"It was a very speculative question which made me very curious," Kelly said.

3D-printing cheese could provide valuable insight for engineers who are still developing materials for 3D printing, which need to be fluid enough to flow through a nozzle but also capable of settling into "a buildable shape and structure," he said.

The scientists melted processed cheese at 75 degrees Celsius for 12 minutes, and then ran it through a 3D printer using two different extrusion rates.

They compared the 3D-printed results to processed cheese that had been melted and then cooled in a cylinder and to processed cheese that was unchanged from its original solid state, 'Live Science' reported.

Cheese that was 3D printed was 45 per cent to 49 per cent softer than the untreated processed cheese, researchers said.

They also discovered that 3D-printed cheese was a little darker in colour, a bit springier and more fluid when melted, though it melted at about the same temperature as untreated cheese, researchers said.

(This story has not been edited by Business Standard staff and is auto-generated from a syndicated feed.)

image
Business Standard
177 22

Soft, gooey 3D-printed cheese developed

Scientists have successfully created 3D-printed cheese that is softer, springier and more fluid when melted than processed varieties.

Scientists conducted a series of tests evaluating the texture, resilience and "meltability," of 3D-printed cheese.

"The inspiration for the investigation was a question posed by a cheese manufacturer, who wondered how cheese might be used as a raw material in kitchens that are likely to be equipped with 3D printers in the not-so-distant future," said Alan Kelly, a professor at University College Cork in Ireland.

"It was a very speculative question which made me very curious," Kelly said.

3D-printing cheese could provide valuable insight for engineers who are still developing materials for 3D printing, which need to be fluid enough to flow through a nozzle but also capable of settling into "a buildable shape and structure," he said.

The scientists melted processed cheese at 75 degrees Celsius for 12 minutes, and then ran it through a 3D printer using two different extrusion rates.

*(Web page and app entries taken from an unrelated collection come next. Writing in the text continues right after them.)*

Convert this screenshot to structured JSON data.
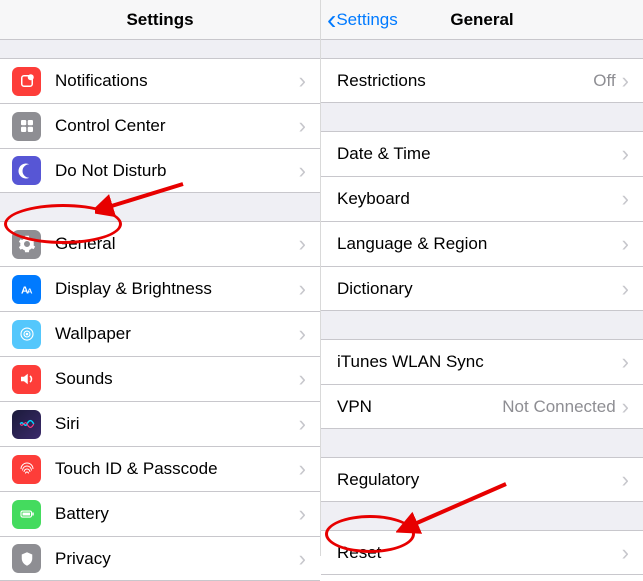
{
  "left": {
    "nav_title": "Settings",
    "group1": [
      {
        "label": "Notifications"
      },
      {
        "label": "Control Center"
      },
      {
        "label": "Do Not Disturb"
      }
    ],
    "group2": [
      {
        "label": "General"
      },
      {
        "label": "Display & Brightness"
      },
      {
        "label": "Wallpaper"
      },
      {
        "label": "Sounds"
      },
      {
        "label": "Siri"
      },
      {
        "label": "Touch ID & Passcode"
      },
      {
        "label": "Battery"
      },
      {
        "label": "Privacy"
      }
    ]
  },
  "right": {
    "nav_title": "General",
    "back_label": "Settings",
    "rows": {
      "restrictions": {
        "label": "Restrictions",
        "value": "Off"
      },
      "datetime": {
        "label": "Date & Time"
      },
      "keyboard": {
        "label": "Keyboard"
      },
      "lang": {
        "label": "Language & Region"
      },
      "dict": {
        "label": "Dictionary"
      },
      "itunes": {
        "label": "iTunes WLAN Sync"
      },
      "vpn": {
        "label": "VPN",
        "value": "Not Connected"
      },
      "regulatory": {
        "label": "Regulatory"
      },
      "reset": {
        "label": "Reset"
      }
    }
  },
  "colors": {
    "accent": "#007aff",
    "annotation": "#e70000"
  }
}
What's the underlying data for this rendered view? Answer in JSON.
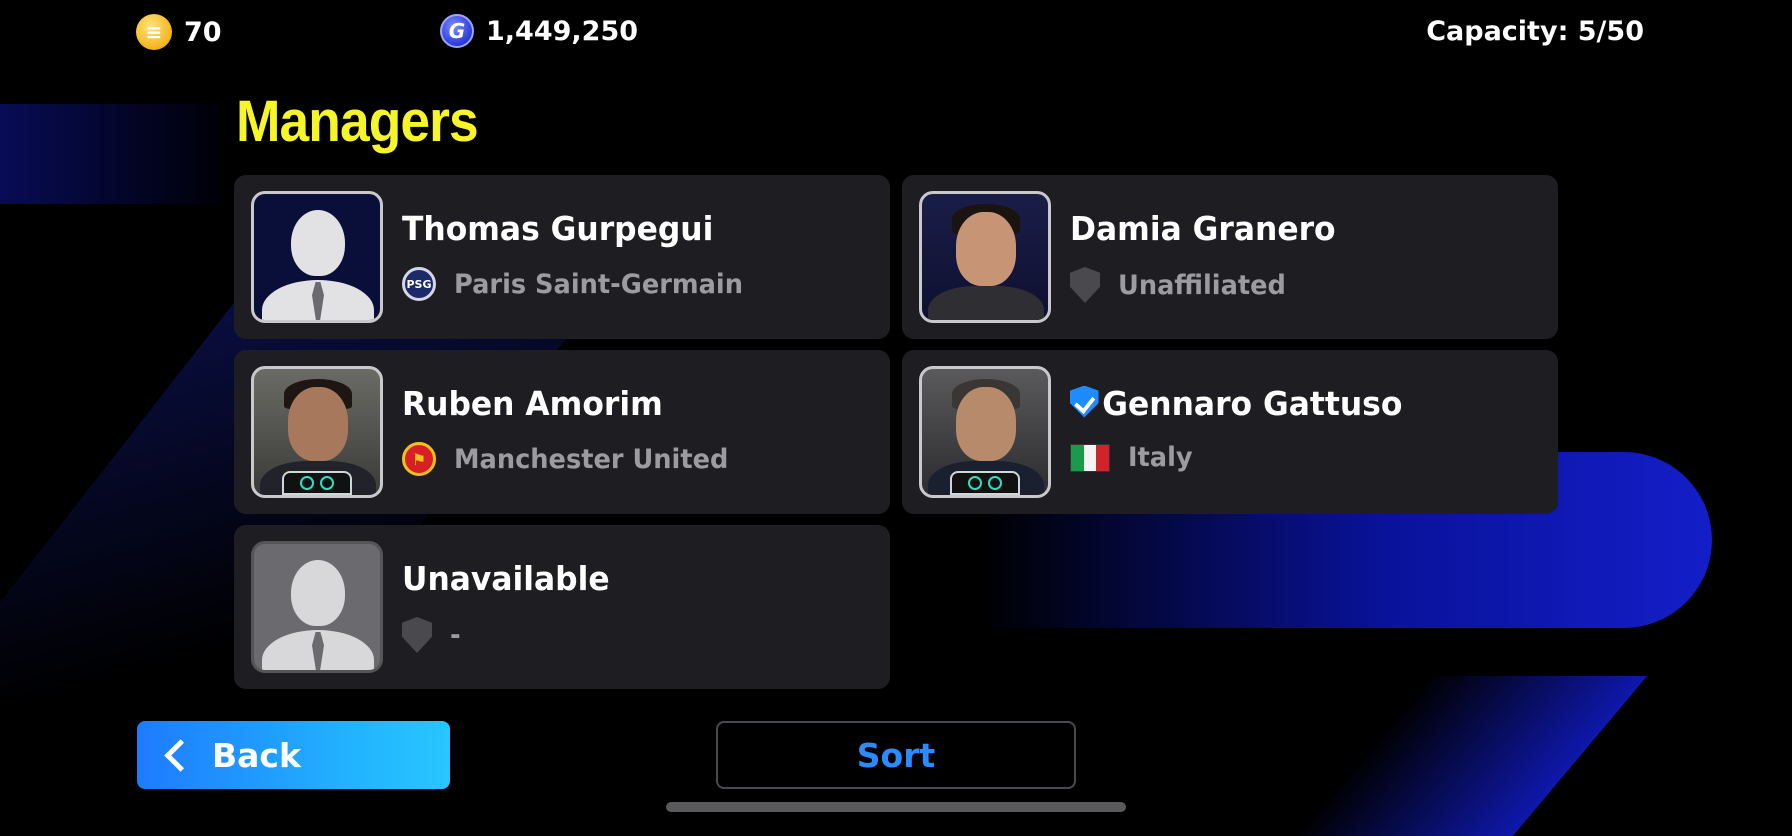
{
  "currency": {
    "coins": "70",
    "gp": "1,449,250",
    "coin_icon": "coin-icon",
    "gp_icon": "gp-icon",
    "gp_symbol": "G"
  },
  "capacity": "Capacity: 5/50",
  "title": "Managers",
  "managers": [
    {
      "name": "Thomas Gurpegui",
      "team": "Paris Saint-Germain",
      "team_icon": "psg-crest-icon"
    },
    {
      "name": "Damia Granero",
      "team": "Unaffiliated",
      "team_icon": "shield-icon"
    },
    {
      "name": "Ruben Amorim",
      "team": "Manchester United",
      "team_icon": "manchester-united-crest-icon"
    },
    {
      "name": "Gennaro Gattuso",
      "team": "Italy",
      "team_icon": "italy-flag-icon",
      "verified": true
    },
    {
      "name": "Unavailable",
      "team": "-",
      "team_icon": "shield-icon"
    }
  ],
  "buttons": {
    "back": "Back",
    "sort": "Sort"
  },
  "colors": {
    "title": "#f5f52a",
    "accent_blue": "#1e7bff",
    "sort_text": "#2a8cff",
    "card_bg": "#1e1e22"
  }
}
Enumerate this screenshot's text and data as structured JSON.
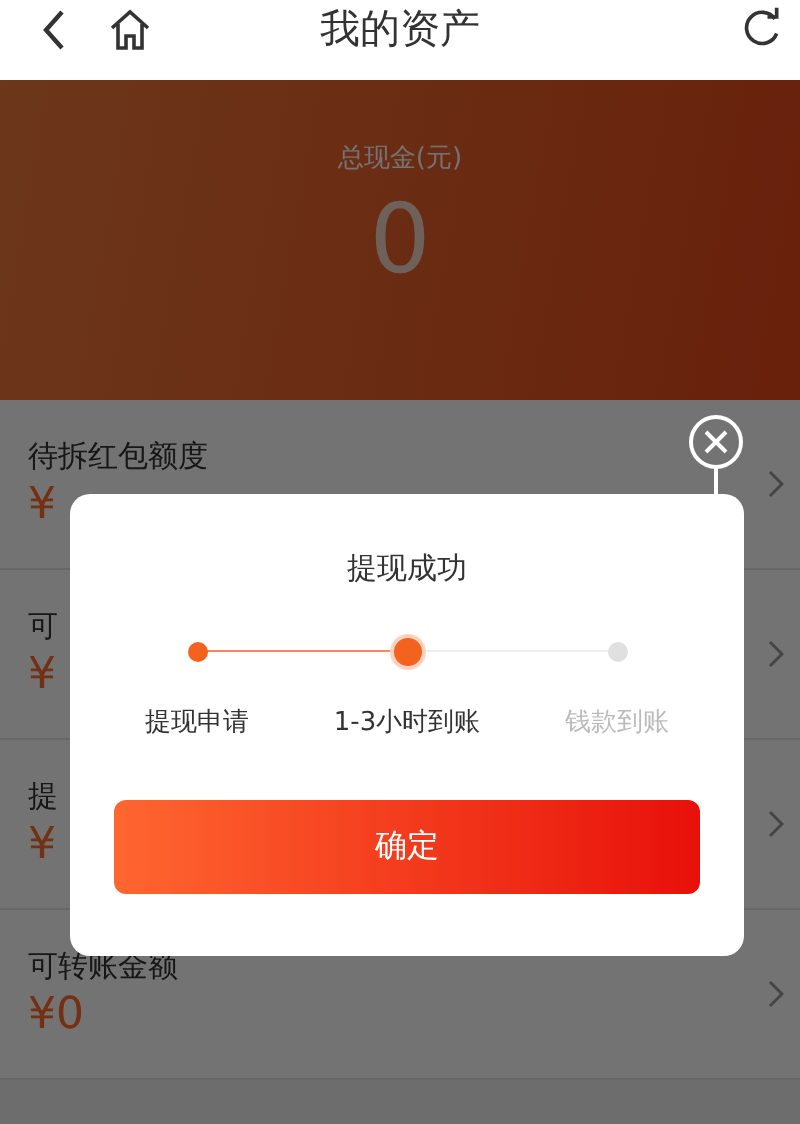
{
  "header": {
    "title": "我的资产"
  },
  "banner": {
    "label": "总现金(元)",
    "amount": "0"
  },
  "rows": [
    {
      "label": "待拆红包额度",
      "value": "¥"
    },
    {
      "label": "可",
      "value": "¥"
    },
    {
      "label": "提",
      "value": "¥"
    },
    {
      "label": "可转账金额",
      "value": "¥0"
    }
  ],
  "dialog": {
    "title": "提现成功",
    "steps": [
      {
        "label": "提现申请",
        "done": true,
        "selected": false
      },
      {
        "label": "1-3小时到账",
        "done": true,
        "selected": true
      },
      {
        "label": "钱款到账",
        "done": false,
        "selected": false
      }
    ],
    "button": "确定"
  }
}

They compared the 3D-printed results to processed cheese that had been melted and then cooled in a cylinder and to processed cheese that was unchanged from its original solid state, 'Live Science' reported.

Cheese that was 3D printed was 45 per cent to 49 per cent softer than the untreated processed cheese, researchers said.

They also discovered that 3D-printed cheese was a little darker in colour, a bit springier and more fluid when melted, though it melted at about the same temperature as untreated cheese, researchers said.

(This story has not been edited by Business Standard staff and is auto-generated from a syndicated feed.)

image
Business Standard
177 22